Submitted to: Meeting Abstract
Publication Type: Abstract Only
Publication Acceptance Date: 9/3/2010
Publication Date: N/A

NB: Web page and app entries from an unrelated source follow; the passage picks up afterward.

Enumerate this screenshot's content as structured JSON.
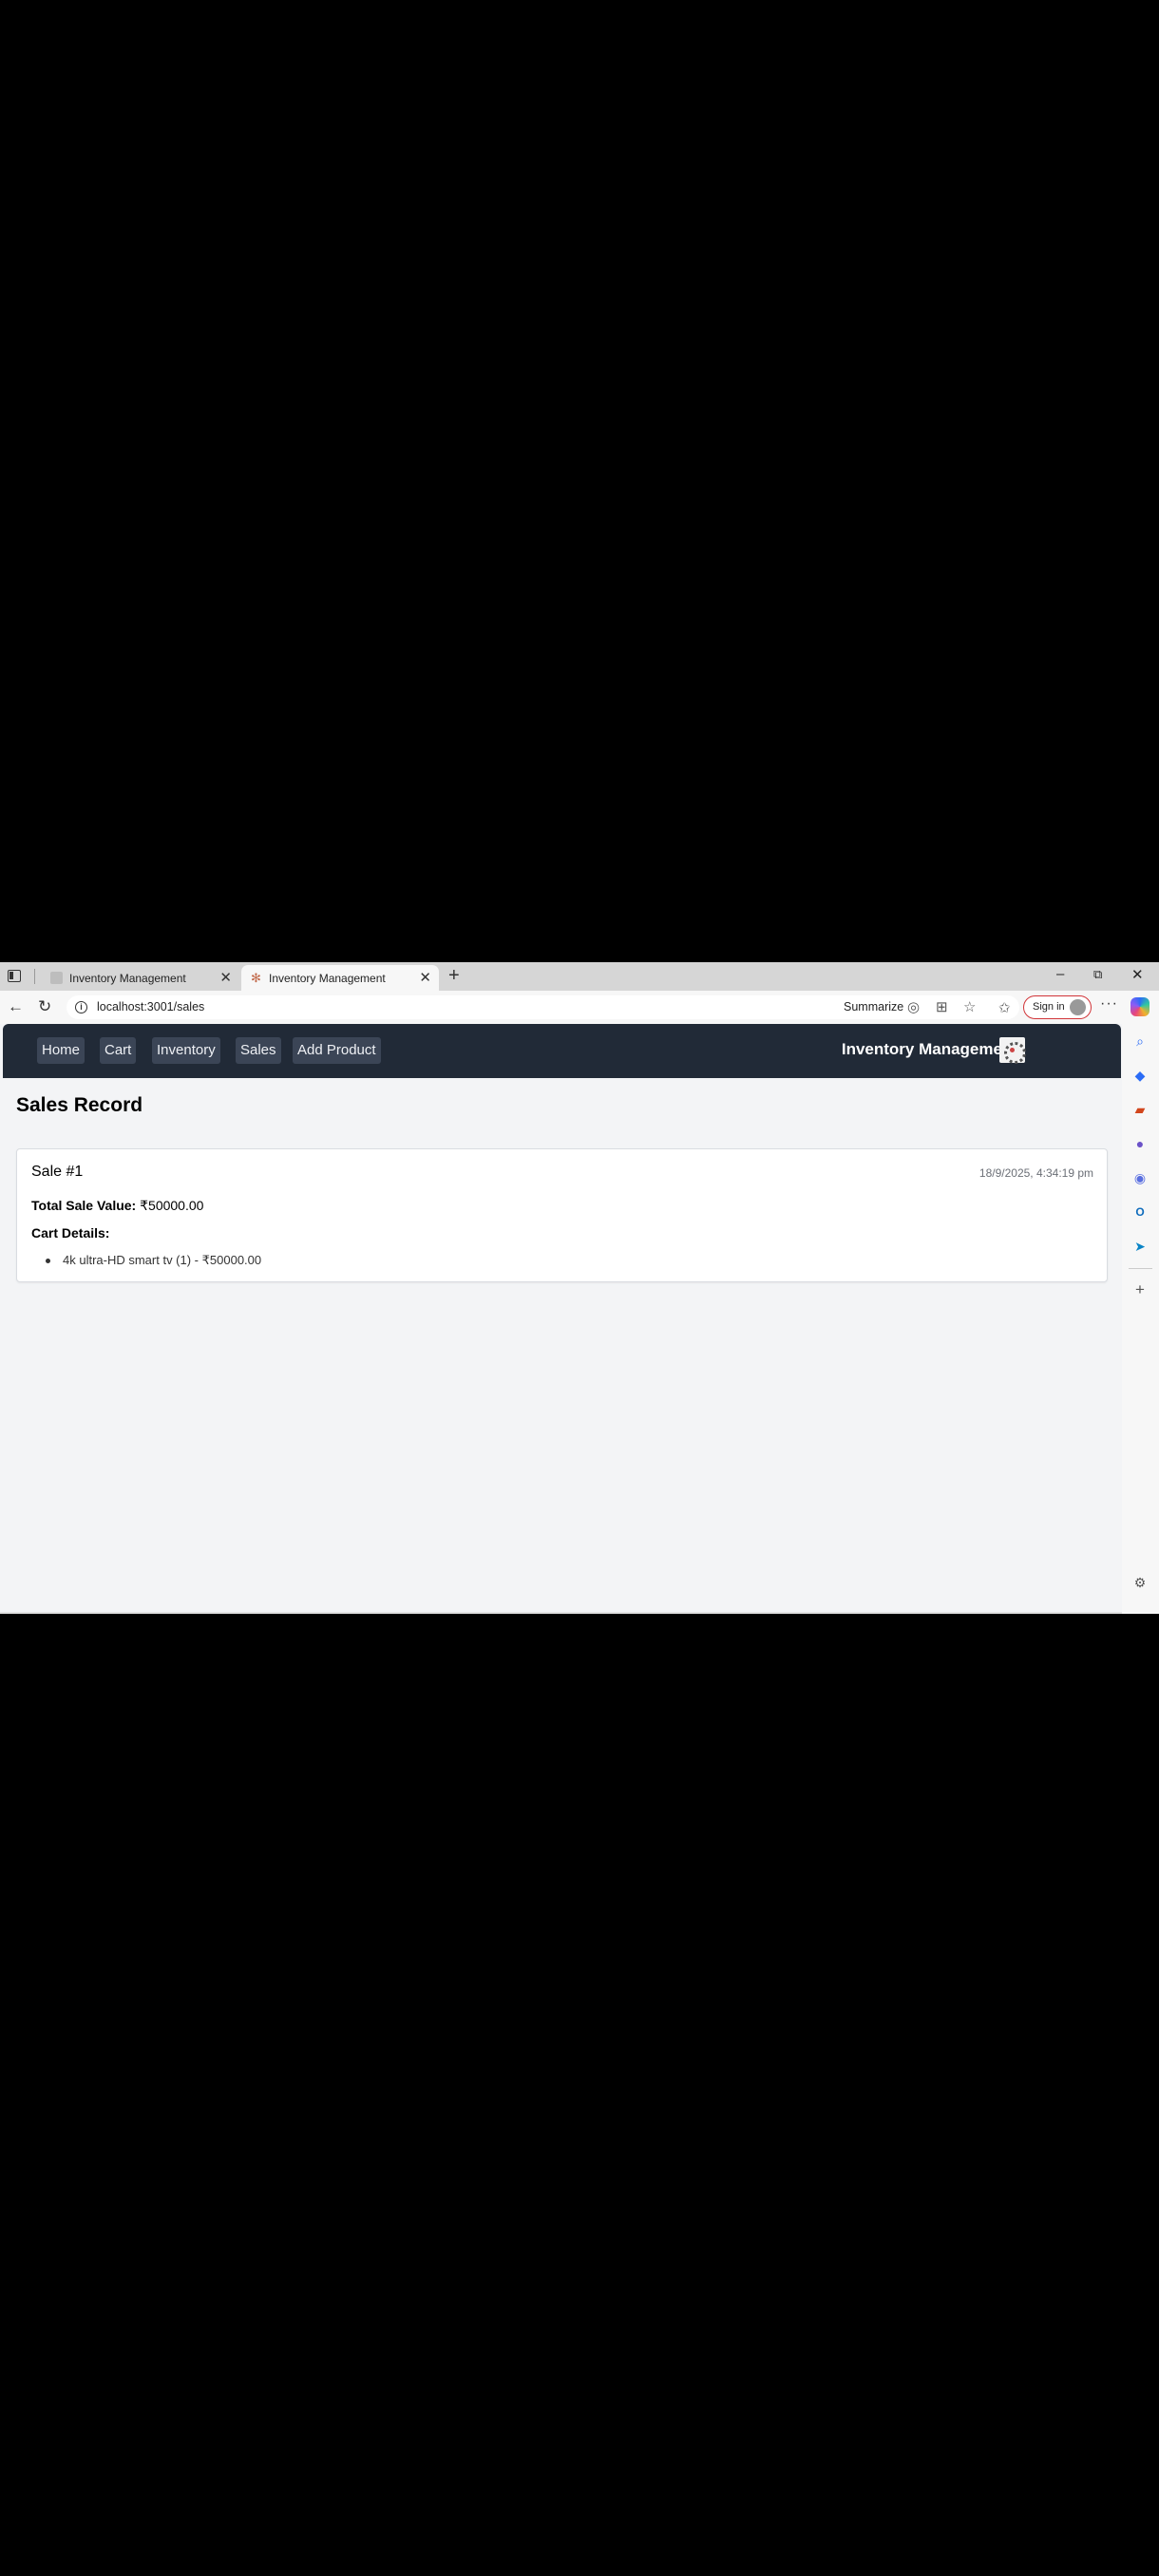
{
  "browser": {
    "tabs": [
      {
        "title": "Inventory Management",
        "active": false
      },
      {
        "title": "Inventory Management",
        "active": true
      }
    ],
    "new_tab_glyph": "+",
    "url": "localhost:3001/sales",
    "summarize_label": "Summarize",
    "sign_in_label": "Sign in",
    "window_controls": {
      "minimize": "–",
      "restore": "⧉",
      "close": "✕"
    }
  },
  "app": {
    "nav": [
      "Home",
      "Cart",
      "Inventory",
      "Sales",
      "Add Product"
    ],
    "brand": "Inventory Management",
    "page_title": "Sales Record",
    "sales": [
      {
        "title": "Sale #1",
        "date": "18/9/2025, 4:34:19 pm",
        "total_label": "Total Sale Value:",
        "total_value": "₹50000.00",
        "cart_heading": "Cart Details:",
        "items": [
          "4k ultra-HD smart tv (1) - ₹50000.00"
        ]
      }
    ]
  },
  "colors": {
    "navbar": "#212a37",
    "nav_button": "#3b4556",
    "page_bg": "#f3f4f6",
    "sign_in_border": "#d13438"
  },
  "sidebar_icons": [
    "search-icon",
    "tag-icon",
    "toolbox-icon",
    "people-icon",
    "copilot-circle-icon",
    "outlook-icon",
    "send-icon",
    "add-icon",
    "settings-icon"
  ]
}
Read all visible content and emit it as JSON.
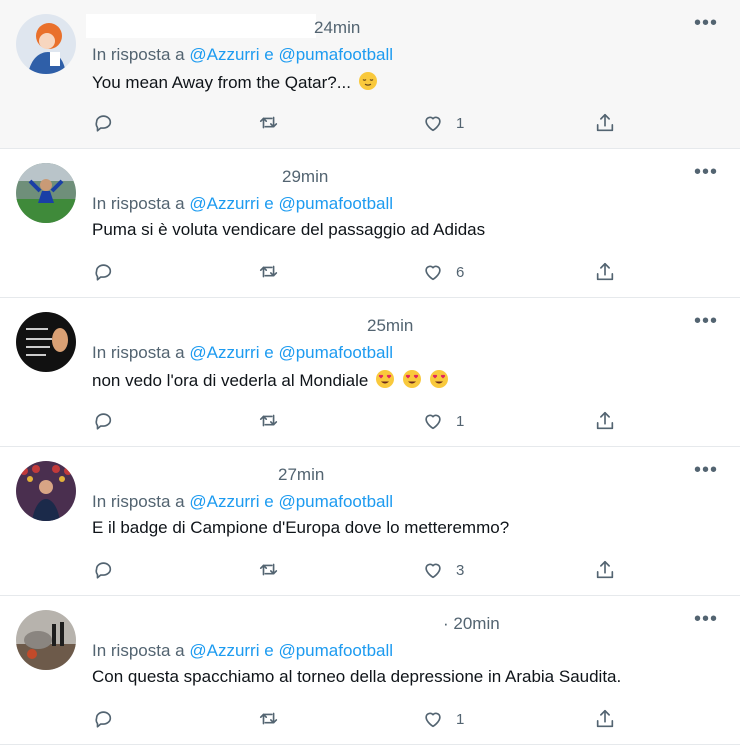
{
  "tweets": [
    {
      "time": "24min",
      "reply_prefix": "In risposta a",
      "h1": "@Azzurri",
      "conj": "e",
      "h2": "@pumafootball",
      "text": "You mean Away from the Qatar?...",
      "likes": "1"
    },
    {
      "time": "29min",
      "reply_prefix": "In risposta a",
      "h1": "@Azzurri",
      "conj": "e",
      "h2": "@pumafootball",
      "text": "Puma si è voluta vendicare del passaggio ad Adidas",
      "likes": "6"
    },
    {
      "time": "25min",
      "reply_prefix": "In risposta a",
      "h1": "@Azzurri",
      "conj": "e",
      "h2": "@pumafootball",
      "text": "non vedo l'ora di vederla al Mondiale",
      "likes": "1"
    },
    {
      "time": "27min",
      "reply_prefix": "In risposta a",
      "h1": "@Azzurri",
      "conj": "e",
      "h2": "@pumafootball",
      "text": "E il badge di Campione d'Europa dove lo metteremmo?",
      "likes": "3"
    },
    {
      "time": "· 20min",
      "reply_prefix": "In risposta a",
      "h1": "@Azzurri",
      "conj": "e",
      "h2": "@pumafootball",
      "text": "Con questa spacchiamo al torneo della depressione in Arabia Saudita.",
      "likes": "1"
    }
  ],
  "menu_glyph": "•••",
  "colors": {
    "link": "#1d9bf0",
    "muted": "#536471"
  }
}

Technical Abstract: Muscle growth in fish is regulated by complex interactions of neural and endocrine factors that regulate food intake and factors that regulate muscle nutrient metabolism. Our previous studies showed that channel catfish selected for increased growth consumed more food than those with slower growth. However, whether selection of fish for increased growth rate alters muscle nutrient metabolism is largely unknown. Uncoupling proteins (UCPs) regulate the flow of hydrogen ions within mitochondria. Thus far, three distinct UCPs have been identified in mammals and fish, and UCPs have been implicated in both thermogenesis and nutrient metabolism in mammals. However, the physiological role of UCPs in fish is unclear. The gene that encodes UCP2 has been cloned in various fish species including rainbow trout, common carp, and zebrafish. Our objectives were to identify the gene that encodes UCP2 in channel catfish and examine gene expression specificity, as well as the relationship between gene expression and food intake. Comparison of UCP2 mRNA sequences of zebrafish with a channel catfish expression tag sequence library revealed two distinct UCP2 mRNA species (UCP2A and UCP2B). Protein sequence analysis revealed that two UCP2 transcripts were highly similar to each other (75 %). Catfish UCP2 transcripts were also highly similar to UCP2 from other fish and mammals at both DNA (>75 %) and protein (>90 %) levels. Both UCP2 mRNA transcripts were expressed in various tissues; however, expression of UCP2B mRNA was the highest in skeletal muscle, whereas the expression of UCP2A mRNA was high in the digestive organs. We then examined whether changes in food intake affected expression of UCP2A and UCP2B mRNA in muscle of channel catfish. Juvenile channel catfish (n=27) were randomly assigned to one of three groups: fed-control, fasted, or fasted-refed. Fish assigned to the fed-control received food daily for 45 days, whereas fish assigned to the fasted group did not receive food during the experiment. Fish assigned to the fasted-refed group did not receive food for the first 30 days of treatment but were fed daily for 15 days thereafter. Expression of UCP2A mRNA in muscle was similar among all treatments. In contrast, expression of UCP2B mRNA was significantly elevated in the muscle of fasted fish (p<0.05). Expression of UCP2B mRNA in muscle decreased to a level similar to that of control after 15 days of refeeding. The results of our study demonstrated that within the muscle of channel catfish, changes in food intake modified expression of UCP2B mRNA but not UCP2A mRNA. Further studies are required to determine the role of UCP2 in muscle growth and nutrient metabolism, the mechanisms that regulate expression of UCP2 mRNA in muscle of channel catfish, and the use of UCP2 gene expression as a potential genetic marker for selection for increased growth rate.